• _Task description_:
Whatever the records below say, write them all out exactly.

[Dataset items]
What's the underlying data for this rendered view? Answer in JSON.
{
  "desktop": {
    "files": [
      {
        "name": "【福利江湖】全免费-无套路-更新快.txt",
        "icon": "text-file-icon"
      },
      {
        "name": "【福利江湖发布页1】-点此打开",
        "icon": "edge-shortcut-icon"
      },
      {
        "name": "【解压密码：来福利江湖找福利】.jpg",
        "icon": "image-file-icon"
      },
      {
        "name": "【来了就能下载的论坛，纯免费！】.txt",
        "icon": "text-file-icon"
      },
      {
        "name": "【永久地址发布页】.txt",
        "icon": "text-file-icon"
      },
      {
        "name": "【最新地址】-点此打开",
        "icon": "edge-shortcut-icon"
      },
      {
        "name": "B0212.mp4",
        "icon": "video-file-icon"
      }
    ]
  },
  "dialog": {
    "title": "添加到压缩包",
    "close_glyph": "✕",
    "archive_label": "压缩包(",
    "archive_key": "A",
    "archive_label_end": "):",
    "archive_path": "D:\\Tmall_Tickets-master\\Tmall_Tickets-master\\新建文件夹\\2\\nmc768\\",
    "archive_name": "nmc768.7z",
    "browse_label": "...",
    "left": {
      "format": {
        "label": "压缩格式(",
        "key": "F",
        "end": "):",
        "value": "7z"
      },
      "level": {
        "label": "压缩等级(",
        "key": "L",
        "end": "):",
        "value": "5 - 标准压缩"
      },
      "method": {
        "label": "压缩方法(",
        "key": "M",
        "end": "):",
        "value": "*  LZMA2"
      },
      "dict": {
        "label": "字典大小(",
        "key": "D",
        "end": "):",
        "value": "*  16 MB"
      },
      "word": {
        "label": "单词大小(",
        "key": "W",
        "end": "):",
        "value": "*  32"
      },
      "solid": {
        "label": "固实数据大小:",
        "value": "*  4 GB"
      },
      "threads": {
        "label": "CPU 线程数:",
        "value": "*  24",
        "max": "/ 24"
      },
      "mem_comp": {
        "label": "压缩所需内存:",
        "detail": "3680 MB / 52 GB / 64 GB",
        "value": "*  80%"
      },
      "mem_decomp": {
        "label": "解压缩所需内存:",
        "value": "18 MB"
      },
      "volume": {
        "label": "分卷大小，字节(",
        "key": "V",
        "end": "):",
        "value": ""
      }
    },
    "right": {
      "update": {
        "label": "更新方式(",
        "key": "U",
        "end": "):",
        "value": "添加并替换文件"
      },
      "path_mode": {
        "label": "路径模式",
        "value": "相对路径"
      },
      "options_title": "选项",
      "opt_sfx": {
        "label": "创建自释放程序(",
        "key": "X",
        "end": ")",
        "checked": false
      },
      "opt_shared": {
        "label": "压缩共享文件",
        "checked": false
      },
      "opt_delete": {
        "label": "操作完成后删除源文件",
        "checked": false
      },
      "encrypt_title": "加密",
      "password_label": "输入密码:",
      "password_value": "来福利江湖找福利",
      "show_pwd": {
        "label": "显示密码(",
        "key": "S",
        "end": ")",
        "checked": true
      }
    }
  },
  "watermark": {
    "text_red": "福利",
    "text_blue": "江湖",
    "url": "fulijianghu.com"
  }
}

• _Answer space_:
What's the underlying data for this rendered view? Answer in JSON.
{
  "desktop": {
    "files": [
      {
        "name": "【福利江湖】全免费-无套路-更新快.txt",
        "icon": "text-file-icon"
      },
      {
        "name": "【福利江湖发布页1】-点此打开",
        "icon": "edge-shortcut-icon"
      },
      {
        "name": "【解压密码：来福利江湖找福利】.jpg",
        "icon": "image-file-icon"
      },
      {
        "name": "【来了就能下载的论坛，纯免费！】.txt",
        "icon": "text-file-icon"
      },
      {
        "name": "【永久地址发布页】.txt",
        "icon": "text-file-icon"
      },
      {
        "name": "【最新地址】-点此打开",
        "icon": "edge-shortcut-icon"
      },
      {
        "name": "B0212.mp4",
        "icon": "video-file-icon"
      }
    ]
  },
  "dialog": {
    "title": "添加到压缩包",
    "close_glyph": "✕",
    "archive_label": "压缩包(",
    "archive_key": "A",
    "archive_label_end": "):",
    "archive_path": "D:\\Tmall_Tickets-master\\Tmall_Tickets-master\\新建文件夹\\2\\nmc768\\",
    "archive_name": "nmc768.7z",
    "browse_label": "...",
    "left": {
      "format": {
        "label": "压缩格式(",
        "key": "F",
        "end": "):",
        "value": "7z"
      },
      "level": {
        "label": "压缩等级(",
        "key": "L",
        "end": "):",
        "value": "5 - 标准压缩"
      },
      "method": {
        "label": "压缩方法(",
        "key": "M",
        "end": "):",
        "value": "*  LZMA2"
      },
      "dict": {
        "label": "字典大小(",
        "key": "D",
        "end": "):",
        "value": "*  16 MB"
      },
      "word": {
        "label": "单词大小(",
        "key": "W",
        "end": "):",
        "value": "*  32"
      },
      "solid": {
        "label": "固实数据大小:",
        "value": "*  4 GB"
      },
      "threads": {
        "label": "CPU 线程数:",
        "value": "*  24",
        "max": "/ 24"
      },
      "mem_comp": {
        "label": "压缩所需内存:",
        "detail": "3680 MB / 52 GB / 64 GB",
        "value": "*  80%"
      },
      "mem_decomp": {
        "label": "解压缩所需内存:",
        "value": "18 MB"
      },
      "volume": {
        "label": "分卷大小，字节(",
        "key": "V",
        "end": "):",
        "value": ""
      }
    },
    "right": {
      "update": {
        "label": "更新方式(",
        "key": "U",
        "end": "):",
        "value": "添加并替换文件"
      },
      "path_mode": {
        "label": "路径模式",
        "value": "相对路径"
      },
      "options_title": "选项",
      "opt_sfx": {
        "label": "创建自释放程序(",
        "key": "X",
        "end": ")",
        "checked": false
      },
      "opt_shared": {
        "label": "压缩共享文件",
        "checked": false
      },
      "opt_delete": {
        "label": "操作完成后删除源文件",
        "checked": false
      },
      "encrypt_title": "加密",
      "password_label": "输入密码:",
      "password_value": "来福利江湖找福利",
      "show_pwd": {
        "label": "显示密码(",
        "key": "S",
        "end": ")",
        "checked": true
      }
    }
  },
  "watermark": {
    "text_red": "福利",
    "text_blue": "江湖",
    "url": "fulijianghu.com"
  }
}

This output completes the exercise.